The manufacturers sought to extend the deadline by the court at the instance of the Environment Pollution Control Authority (EPCA), set up by the court in the public interest case moved by M C Mehta. Senior counsel Harish Salve, appointed to assist the court in the case, submitted that if the court order was withdrawn, 75,000 trucks without registration will move freely on all-India permits. He gave the figures of other types of vehicles which would violate the court order. He said he was not able to get the full figures as the EPCA has claimed confidentiality to them. Salve insisted on a ban of registration of new vehicles without the new emission norms. 

Senior counsel K K Venugopal, representing Hero Motors, argued that when BS-II and BS-III vehicles were introduced in 2005 and 2009, respectively, the government had allowed the manufacturers to continue production for some more time. counsel questioned the power of EPCA to set down rules.

The judges wanted to know the break-down of figures of vehicles in various categories and those which are with the manufacturers and those with dealers. Since the manufacturers were not able to give data, the court passed the order summoning the full details. 

Most of the leading vehicle manufacturers were before the court, though their stand was not identical and sometimes contradictory. Some of them were Honda, Mahindra & Mahindra, TVS and Royal Enfield.


image
Business Standard
177 22

SC seeks inventory of vehicles without BS-IV technology

Court had set April 1, as deadline for stopping registration of such vehicles and switch to BS-IV

The on Monday asked motor vehicle manufacturers to give full details of the stock of pre-BS (Bharat Stage)-IV vehicles with them. The Society of Indian Manufacturers (Siam), which is the umbrella association of car manufacturers, will collect data from various carmakers and present them to the court. The order covers two-wheelers, four-wheelers and commercial vehicles. 

The Bench, headed by Justice Madan Lokur, was hearing the pleas of manufacturers who had huge stocks of vehicles with BS-III certifications. The court had set April 1, 2017, as the deadline for stopping registration of such vehicles and switch to BS-IV, whose are less than that of the old vehicles. With the deadline approaching, the court set the next hearing for Friday.

The manufacturers sought to extend the deadline by the court at the instance of the Environment Pollution Control Authority (EPCA), set up by the court in the public interest case moved by M C Mehta. Senior counsel Harish Salve, appointed to assist the court in the case, submitted that if the court order was withdrawn, 75,000 trucks without registration will move freely on all-India permits. He gave the figures of other types of vehicles which would violate the court order. He said he was not able to get the full figures as the EPCA has claimed confidentiality to them. Salve insisted on a ban of registration of new vehicles without the new emission norms. 
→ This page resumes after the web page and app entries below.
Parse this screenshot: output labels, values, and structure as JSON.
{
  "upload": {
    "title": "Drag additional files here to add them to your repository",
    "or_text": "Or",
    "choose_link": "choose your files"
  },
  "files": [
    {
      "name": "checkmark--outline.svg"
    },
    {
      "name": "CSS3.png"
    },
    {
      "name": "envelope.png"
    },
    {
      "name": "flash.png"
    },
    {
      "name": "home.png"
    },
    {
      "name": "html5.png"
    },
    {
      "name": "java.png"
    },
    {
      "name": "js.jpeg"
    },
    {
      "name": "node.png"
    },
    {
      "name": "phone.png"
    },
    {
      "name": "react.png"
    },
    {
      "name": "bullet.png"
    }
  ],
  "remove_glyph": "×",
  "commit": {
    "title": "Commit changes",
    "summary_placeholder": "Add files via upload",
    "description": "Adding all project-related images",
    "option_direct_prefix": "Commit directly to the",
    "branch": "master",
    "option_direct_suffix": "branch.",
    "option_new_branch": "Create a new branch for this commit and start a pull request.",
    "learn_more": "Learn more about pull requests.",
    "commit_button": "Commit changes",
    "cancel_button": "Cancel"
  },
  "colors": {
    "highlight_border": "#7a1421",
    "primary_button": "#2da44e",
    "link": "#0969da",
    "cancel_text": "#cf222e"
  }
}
Senior counsel K K Venugopal, representing Hero Motors, argued that when BS-II and BS-III vehicles were introduced in 2005 and 2009, respectively, the government had allowed the manufacturers to continue production for some more time. counsel questioned the power of EPCA to set down rules.

The judges wanted to know the break-down of figures of vehicles in various categories and those which are with the manufacturers and those with dealers. Since the manufacturers were not able to give data, the court passed the order summoning the full details. 

Most of the leading vehicle manufacturers were before the court, though their stand was not identical and sometimes contradictory. Some of them were Honda, Mahindra & Mahindra, TVS and Royal Enfield.


image
Business Standard
177 22